== Available data ==

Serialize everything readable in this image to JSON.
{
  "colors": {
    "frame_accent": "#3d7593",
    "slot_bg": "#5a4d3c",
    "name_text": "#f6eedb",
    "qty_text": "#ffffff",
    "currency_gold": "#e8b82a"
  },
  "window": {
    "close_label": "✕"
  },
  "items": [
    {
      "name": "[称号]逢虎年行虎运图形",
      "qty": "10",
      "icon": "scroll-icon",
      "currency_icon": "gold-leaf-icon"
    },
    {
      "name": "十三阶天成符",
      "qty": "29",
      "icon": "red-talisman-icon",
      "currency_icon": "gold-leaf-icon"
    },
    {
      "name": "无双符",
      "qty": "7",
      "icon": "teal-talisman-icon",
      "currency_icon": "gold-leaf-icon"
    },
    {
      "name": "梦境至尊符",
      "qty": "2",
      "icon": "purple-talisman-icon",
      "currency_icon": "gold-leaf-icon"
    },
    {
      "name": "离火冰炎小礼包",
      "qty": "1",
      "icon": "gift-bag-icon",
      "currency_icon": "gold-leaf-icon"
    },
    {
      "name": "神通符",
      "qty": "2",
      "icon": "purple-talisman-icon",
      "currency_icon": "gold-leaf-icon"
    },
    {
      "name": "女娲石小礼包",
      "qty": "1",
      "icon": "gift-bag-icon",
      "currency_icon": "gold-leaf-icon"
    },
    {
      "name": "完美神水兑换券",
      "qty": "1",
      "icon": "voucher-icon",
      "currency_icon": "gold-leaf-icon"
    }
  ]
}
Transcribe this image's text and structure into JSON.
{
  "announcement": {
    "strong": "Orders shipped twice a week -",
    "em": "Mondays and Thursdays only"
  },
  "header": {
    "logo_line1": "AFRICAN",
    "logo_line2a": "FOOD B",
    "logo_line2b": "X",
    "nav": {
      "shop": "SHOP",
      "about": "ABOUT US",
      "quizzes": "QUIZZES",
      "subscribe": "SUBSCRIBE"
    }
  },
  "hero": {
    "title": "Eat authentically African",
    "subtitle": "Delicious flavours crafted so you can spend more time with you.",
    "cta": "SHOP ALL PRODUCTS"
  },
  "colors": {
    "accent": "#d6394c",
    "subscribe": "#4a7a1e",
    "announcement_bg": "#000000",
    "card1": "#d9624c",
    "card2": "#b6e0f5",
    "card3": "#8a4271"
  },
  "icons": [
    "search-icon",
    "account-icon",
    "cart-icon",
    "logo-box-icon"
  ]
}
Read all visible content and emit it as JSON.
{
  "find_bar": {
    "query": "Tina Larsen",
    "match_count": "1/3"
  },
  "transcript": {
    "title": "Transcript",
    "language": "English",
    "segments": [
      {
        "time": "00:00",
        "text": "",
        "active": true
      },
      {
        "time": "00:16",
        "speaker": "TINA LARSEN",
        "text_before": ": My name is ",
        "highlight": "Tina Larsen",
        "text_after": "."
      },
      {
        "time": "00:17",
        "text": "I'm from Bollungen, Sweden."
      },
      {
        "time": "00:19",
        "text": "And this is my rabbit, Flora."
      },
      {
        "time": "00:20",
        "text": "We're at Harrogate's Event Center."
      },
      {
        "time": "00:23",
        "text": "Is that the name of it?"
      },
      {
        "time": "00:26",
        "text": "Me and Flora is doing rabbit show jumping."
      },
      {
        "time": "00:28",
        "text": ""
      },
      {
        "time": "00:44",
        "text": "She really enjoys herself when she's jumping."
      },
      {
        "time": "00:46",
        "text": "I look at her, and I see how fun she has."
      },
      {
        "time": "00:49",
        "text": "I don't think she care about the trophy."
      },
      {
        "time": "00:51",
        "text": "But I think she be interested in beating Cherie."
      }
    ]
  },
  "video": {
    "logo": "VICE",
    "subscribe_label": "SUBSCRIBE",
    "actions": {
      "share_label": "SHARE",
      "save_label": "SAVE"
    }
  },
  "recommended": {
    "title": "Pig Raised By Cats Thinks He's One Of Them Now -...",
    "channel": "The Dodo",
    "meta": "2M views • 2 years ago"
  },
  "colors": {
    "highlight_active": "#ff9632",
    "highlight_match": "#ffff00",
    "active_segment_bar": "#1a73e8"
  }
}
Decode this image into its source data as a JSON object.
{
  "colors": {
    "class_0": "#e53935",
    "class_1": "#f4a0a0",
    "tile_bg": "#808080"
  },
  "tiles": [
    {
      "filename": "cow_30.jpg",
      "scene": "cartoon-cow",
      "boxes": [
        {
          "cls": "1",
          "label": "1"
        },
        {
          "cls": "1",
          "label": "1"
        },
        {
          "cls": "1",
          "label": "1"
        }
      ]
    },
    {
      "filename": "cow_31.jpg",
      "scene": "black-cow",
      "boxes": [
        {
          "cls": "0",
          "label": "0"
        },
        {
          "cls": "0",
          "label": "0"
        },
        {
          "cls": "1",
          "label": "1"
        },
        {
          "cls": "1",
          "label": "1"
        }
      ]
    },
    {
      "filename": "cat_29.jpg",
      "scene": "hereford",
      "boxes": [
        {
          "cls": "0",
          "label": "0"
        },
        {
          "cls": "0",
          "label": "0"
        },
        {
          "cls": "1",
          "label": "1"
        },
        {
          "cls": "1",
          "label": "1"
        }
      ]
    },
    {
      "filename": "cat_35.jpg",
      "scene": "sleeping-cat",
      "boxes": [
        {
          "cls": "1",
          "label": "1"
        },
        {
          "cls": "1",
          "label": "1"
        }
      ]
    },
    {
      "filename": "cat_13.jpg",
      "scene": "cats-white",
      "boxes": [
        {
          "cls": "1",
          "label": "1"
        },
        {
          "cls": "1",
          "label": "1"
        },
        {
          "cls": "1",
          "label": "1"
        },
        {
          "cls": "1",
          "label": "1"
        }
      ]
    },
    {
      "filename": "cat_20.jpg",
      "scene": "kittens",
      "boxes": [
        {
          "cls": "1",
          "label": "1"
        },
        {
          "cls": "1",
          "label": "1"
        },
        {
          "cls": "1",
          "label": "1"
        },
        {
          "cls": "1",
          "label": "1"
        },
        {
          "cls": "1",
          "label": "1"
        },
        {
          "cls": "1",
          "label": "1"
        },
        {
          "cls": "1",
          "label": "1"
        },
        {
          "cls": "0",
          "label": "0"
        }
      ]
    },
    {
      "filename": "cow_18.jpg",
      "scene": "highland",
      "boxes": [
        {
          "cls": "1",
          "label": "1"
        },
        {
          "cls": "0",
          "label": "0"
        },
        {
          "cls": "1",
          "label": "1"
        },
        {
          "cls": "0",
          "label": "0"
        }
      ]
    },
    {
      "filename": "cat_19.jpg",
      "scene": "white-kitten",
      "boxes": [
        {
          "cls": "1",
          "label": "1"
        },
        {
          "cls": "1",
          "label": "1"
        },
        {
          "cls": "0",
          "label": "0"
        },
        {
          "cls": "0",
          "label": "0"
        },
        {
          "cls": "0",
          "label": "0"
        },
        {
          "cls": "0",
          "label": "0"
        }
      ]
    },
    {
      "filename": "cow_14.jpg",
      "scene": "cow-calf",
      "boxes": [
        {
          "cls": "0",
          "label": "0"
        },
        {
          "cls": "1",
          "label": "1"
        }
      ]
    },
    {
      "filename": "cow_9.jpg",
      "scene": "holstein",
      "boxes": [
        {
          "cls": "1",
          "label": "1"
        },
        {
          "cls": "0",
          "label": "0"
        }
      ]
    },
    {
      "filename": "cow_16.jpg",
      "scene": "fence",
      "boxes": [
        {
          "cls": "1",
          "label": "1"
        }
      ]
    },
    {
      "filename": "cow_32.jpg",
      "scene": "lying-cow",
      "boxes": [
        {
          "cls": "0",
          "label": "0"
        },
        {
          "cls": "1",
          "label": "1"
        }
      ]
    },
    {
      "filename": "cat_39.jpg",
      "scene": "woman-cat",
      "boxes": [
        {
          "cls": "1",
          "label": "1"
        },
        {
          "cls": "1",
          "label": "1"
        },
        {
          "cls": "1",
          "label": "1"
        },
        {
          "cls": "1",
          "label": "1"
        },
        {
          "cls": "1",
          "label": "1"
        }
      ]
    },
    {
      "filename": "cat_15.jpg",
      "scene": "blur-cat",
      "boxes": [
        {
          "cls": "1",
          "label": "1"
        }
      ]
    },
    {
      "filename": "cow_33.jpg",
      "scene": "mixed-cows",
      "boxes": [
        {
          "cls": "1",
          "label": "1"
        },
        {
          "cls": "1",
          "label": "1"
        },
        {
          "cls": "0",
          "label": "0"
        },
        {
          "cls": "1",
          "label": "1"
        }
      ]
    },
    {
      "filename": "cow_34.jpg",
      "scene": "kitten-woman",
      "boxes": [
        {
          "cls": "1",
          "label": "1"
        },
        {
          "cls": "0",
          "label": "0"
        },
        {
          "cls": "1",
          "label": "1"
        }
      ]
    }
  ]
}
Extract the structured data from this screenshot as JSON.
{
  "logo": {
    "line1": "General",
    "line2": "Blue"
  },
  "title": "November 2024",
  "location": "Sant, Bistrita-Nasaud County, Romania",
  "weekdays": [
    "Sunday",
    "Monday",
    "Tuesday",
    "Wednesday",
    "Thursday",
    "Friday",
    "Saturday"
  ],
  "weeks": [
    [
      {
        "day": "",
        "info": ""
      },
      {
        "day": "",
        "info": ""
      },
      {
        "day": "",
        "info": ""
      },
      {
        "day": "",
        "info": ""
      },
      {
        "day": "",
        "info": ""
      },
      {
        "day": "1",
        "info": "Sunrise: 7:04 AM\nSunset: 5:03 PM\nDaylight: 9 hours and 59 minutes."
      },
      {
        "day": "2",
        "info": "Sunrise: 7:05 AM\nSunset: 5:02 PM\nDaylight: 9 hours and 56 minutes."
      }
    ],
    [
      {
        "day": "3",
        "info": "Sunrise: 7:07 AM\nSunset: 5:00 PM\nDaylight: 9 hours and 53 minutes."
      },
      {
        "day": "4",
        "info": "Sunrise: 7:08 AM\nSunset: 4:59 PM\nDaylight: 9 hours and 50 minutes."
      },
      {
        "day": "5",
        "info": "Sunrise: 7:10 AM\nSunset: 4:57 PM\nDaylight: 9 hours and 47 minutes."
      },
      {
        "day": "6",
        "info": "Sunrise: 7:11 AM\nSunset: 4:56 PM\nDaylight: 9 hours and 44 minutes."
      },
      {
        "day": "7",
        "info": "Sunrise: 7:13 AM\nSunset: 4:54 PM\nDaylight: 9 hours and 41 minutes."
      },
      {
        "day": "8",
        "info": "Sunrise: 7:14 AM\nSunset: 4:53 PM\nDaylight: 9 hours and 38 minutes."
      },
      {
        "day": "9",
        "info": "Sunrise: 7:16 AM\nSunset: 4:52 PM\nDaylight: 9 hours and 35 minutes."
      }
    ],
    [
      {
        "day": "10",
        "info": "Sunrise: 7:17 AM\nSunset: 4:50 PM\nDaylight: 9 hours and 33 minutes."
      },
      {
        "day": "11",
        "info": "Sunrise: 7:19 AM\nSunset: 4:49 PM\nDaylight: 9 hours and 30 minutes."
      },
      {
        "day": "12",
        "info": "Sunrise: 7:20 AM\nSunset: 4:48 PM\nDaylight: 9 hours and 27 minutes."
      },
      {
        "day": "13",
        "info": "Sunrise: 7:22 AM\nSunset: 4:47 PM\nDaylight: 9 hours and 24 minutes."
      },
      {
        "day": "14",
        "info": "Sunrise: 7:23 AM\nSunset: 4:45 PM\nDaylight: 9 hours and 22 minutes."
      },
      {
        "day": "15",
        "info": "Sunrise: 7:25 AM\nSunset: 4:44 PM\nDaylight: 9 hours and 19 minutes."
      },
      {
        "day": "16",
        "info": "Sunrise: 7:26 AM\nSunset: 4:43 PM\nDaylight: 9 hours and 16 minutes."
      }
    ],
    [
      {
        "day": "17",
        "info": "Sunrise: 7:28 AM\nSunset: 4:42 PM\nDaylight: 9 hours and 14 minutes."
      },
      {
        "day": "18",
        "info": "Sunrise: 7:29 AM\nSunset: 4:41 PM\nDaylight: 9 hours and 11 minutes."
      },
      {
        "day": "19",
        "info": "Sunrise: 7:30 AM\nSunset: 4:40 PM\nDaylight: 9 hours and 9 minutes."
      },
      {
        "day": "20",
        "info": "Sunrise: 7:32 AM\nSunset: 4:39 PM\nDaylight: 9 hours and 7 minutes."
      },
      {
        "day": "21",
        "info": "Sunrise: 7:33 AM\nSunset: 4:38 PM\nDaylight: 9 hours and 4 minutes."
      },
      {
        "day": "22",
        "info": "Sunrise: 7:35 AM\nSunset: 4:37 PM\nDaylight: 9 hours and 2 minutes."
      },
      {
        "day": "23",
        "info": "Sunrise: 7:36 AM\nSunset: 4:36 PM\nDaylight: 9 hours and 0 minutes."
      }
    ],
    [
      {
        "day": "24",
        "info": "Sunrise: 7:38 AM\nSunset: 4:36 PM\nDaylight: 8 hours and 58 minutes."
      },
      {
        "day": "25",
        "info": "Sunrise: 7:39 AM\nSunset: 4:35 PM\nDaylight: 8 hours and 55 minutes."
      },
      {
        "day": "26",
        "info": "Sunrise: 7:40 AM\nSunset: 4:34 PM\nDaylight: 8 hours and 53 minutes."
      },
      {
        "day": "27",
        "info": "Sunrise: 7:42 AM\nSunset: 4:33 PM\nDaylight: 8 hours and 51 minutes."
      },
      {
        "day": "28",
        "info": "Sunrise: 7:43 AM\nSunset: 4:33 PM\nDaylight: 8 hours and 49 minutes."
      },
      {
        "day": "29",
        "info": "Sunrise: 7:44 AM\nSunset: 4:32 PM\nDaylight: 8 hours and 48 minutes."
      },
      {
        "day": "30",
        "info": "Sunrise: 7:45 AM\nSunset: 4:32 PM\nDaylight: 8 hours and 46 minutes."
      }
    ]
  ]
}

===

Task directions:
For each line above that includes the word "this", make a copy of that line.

Task answer:
Serialize everything readable in this image to JSON.
Transcribe this image's text and structure into JSON.
        "text": "And this is my rabbit, Flora."
Decode this image into its source data as a JSON object.
Extract the structured data from this screenshot as JSON.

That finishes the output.